== The data

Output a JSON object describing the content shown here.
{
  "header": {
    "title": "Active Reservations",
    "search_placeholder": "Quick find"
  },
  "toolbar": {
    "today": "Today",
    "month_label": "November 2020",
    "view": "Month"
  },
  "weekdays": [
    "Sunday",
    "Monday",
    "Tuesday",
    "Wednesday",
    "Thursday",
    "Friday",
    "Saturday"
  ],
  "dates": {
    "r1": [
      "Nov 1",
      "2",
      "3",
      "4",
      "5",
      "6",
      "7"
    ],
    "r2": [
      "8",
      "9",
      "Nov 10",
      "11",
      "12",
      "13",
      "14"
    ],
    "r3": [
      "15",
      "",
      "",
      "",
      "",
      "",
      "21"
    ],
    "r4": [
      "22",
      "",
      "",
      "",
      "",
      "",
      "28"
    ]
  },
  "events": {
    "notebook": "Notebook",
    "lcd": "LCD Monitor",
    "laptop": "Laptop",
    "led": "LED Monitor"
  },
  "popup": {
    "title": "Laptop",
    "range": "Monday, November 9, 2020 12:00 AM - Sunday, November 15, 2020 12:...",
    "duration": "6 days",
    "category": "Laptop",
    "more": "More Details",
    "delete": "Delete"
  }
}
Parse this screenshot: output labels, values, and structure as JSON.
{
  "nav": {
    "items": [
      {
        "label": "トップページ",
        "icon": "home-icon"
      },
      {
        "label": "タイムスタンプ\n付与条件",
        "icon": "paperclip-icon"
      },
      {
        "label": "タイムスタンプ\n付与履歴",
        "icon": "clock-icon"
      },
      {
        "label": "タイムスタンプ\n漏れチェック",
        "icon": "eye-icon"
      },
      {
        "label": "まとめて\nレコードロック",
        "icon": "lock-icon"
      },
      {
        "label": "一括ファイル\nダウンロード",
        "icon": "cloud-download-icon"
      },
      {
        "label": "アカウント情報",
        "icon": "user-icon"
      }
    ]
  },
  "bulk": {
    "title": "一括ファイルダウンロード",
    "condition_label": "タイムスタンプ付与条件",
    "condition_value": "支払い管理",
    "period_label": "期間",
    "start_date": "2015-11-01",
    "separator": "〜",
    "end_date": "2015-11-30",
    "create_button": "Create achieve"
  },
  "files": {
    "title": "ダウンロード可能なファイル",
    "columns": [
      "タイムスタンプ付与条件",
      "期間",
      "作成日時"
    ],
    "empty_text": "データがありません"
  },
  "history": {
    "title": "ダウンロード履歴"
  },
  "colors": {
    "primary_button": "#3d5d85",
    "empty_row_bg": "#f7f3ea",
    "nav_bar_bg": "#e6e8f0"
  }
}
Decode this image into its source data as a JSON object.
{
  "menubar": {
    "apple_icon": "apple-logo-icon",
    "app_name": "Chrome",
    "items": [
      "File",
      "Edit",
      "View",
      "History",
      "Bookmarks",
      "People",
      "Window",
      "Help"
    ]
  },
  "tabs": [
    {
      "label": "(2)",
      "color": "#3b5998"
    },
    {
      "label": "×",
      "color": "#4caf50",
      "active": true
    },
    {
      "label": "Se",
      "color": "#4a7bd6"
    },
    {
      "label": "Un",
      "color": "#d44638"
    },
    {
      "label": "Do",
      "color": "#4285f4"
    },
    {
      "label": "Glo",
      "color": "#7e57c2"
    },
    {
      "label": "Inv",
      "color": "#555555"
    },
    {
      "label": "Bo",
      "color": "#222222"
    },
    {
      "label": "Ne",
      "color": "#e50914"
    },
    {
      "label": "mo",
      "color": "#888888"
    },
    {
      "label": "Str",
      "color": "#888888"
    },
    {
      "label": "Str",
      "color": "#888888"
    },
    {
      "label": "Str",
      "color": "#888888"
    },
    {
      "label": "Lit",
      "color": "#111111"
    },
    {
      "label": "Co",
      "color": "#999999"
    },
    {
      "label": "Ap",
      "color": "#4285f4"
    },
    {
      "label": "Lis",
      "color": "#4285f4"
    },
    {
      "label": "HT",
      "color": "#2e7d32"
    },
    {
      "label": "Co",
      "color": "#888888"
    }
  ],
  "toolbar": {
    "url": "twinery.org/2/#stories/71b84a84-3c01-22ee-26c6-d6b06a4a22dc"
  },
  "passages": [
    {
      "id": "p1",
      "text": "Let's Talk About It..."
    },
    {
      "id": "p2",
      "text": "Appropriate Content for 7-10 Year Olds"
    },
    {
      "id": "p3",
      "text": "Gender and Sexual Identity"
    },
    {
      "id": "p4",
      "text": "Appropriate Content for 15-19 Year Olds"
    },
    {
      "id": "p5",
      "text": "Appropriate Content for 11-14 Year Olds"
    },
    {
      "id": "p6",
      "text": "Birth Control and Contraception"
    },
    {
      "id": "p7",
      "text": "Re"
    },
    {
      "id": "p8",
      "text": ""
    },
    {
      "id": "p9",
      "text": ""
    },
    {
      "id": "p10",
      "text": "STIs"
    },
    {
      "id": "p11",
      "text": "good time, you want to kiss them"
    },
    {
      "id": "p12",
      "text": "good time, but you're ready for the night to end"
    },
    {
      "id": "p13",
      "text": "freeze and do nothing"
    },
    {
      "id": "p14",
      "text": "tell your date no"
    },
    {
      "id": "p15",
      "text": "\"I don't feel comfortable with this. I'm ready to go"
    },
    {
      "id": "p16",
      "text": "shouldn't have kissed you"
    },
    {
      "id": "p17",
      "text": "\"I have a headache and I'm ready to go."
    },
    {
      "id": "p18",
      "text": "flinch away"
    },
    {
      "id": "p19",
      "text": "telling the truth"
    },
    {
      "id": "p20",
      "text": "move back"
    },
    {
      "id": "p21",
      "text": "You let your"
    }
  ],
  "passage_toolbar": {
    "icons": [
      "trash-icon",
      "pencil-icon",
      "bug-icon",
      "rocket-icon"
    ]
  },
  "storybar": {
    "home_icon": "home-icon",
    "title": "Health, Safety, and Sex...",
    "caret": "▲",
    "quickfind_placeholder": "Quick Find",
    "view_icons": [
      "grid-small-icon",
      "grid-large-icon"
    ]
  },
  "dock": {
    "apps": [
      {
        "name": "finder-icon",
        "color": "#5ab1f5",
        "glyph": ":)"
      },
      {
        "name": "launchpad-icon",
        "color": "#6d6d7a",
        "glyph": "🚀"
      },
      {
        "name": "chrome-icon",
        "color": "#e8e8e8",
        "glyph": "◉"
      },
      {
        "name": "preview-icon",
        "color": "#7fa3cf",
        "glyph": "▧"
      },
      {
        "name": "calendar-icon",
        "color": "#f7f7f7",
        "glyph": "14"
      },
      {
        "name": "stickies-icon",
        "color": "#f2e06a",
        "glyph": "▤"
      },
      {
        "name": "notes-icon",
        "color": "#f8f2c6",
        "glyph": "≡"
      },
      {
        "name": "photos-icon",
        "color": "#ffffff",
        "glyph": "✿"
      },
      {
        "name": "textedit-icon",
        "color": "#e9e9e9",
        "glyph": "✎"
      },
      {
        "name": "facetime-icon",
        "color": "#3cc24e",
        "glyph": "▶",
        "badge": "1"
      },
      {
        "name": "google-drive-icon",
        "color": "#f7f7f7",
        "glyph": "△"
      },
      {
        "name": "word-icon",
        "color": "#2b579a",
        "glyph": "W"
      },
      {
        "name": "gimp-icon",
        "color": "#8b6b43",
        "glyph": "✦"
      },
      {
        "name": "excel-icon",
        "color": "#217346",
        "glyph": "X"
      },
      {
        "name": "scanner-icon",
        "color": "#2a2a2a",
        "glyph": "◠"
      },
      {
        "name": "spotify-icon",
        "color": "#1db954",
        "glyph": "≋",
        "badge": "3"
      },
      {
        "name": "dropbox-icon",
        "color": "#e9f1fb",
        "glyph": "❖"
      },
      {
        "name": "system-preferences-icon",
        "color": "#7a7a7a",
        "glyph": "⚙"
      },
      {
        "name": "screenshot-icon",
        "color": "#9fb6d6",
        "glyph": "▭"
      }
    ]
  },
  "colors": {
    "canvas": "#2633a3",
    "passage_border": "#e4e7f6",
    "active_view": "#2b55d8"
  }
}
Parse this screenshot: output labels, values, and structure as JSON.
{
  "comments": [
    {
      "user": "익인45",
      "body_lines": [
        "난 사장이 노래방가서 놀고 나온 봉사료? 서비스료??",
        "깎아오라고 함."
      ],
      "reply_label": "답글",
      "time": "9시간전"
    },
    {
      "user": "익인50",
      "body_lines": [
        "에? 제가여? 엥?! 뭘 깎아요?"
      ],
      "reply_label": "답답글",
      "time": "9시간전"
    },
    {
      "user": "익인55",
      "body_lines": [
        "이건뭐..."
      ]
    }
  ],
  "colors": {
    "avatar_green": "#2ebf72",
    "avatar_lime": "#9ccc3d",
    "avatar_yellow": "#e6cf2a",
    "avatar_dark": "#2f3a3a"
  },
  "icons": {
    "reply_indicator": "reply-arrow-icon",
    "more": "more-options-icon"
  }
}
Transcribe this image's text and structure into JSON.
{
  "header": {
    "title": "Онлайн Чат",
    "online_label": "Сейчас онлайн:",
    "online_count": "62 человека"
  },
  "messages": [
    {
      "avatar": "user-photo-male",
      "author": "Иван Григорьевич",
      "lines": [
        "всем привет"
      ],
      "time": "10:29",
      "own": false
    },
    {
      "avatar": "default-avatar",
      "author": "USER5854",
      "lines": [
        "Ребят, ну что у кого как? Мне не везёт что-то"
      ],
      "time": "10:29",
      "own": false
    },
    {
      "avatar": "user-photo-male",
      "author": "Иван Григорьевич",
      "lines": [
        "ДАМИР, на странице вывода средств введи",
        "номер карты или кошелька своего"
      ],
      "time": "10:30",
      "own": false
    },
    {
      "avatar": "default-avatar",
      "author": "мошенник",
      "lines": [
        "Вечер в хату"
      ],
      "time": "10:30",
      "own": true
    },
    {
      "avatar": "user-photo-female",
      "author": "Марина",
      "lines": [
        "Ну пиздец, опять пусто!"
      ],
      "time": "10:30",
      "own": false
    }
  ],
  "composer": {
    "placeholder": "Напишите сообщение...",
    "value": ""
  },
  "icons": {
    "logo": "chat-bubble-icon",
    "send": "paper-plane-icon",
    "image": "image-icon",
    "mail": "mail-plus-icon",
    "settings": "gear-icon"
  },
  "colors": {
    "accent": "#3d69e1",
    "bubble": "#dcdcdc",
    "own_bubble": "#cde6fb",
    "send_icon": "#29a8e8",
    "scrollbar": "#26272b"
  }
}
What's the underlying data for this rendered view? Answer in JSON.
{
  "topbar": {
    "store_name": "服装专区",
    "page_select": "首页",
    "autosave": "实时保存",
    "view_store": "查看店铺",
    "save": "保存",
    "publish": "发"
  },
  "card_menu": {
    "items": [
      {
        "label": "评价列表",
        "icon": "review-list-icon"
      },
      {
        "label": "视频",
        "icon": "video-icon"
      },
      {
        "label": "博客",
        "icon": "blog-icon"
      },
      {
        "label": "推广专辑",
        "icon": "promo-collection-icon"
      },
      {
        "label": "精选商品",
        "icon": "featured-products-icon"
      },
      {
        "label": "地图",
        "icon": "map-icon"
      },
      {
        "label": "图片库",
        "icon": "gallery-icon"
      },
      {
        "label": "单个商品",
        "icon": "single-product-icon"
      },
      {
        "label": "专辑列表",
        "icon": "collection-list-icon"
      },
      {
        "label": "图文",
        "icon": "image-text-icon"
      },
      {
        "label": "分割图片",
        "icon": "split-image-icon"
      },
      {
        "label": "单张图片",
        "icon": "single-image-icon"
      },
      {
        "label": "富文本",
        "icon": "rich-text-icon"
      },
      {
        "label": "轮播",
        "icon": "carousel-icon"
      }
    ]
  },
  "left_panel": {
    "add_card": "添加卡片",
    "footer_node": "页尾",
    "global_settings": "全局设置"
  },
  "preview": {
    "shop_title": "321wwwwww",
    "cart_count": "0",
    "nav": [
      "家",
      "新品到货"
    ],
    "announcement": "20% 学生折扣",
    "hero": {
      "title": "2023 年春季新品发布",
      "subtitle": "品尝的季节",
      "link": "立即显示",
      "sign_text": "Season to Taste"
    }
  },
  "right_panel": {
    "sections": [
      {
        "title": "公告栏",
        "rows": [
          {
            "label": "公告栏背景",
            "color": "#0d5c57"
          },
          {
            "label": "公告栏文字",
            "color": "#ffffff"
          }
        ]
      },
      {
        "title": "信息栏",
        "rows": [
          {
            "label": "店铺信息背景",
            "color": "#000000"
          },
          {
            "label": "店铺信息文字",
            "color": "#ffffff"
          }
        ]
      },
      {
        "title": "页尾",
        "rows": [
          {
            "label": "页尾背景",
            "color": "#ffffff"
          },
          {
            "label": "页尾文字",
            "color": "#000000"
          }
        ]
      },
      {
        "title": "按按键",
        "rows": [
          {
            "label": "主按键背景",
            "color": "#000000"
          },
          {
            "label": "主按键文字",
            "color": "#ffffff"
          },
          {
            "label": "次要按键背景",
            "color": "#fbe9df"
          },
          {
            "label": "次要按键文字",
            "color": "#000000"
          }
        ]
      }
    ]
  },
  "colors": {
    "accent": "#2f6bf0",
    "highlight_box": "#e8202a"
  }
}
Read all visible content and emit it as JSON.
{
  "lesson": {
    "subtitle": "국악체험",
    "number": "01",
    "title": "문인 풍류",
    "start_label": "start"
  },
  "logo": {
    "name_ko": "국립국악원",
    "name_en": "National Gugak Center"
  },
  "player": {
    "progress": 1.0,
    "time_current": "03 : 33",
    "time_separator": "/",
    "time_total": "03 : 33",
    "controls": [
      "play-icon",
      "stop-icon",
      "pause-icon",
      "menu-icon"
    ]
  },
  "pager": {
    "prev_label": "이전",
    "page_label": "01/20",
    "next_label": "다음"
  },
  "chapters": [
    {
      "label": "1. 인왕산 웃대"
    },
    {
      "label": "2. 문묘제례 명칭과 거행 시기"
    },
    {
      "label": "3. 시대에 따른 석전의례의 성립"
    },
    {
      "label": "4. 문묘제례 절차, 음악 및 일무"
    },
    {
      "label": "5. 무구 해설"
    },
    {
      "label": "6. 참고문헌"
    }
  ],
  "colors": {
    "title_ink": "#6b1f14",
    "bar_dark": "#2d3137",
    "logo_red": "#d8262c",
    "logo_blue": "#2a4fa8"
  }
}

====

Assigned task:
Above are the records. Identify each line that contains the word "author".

Solution for this exercise:
      "author": "Иван Григорьевич",
      "author": "USER5854",
      "author": "Иван Григорьевич",
      "author": "мошенник",
      "author": "Марина",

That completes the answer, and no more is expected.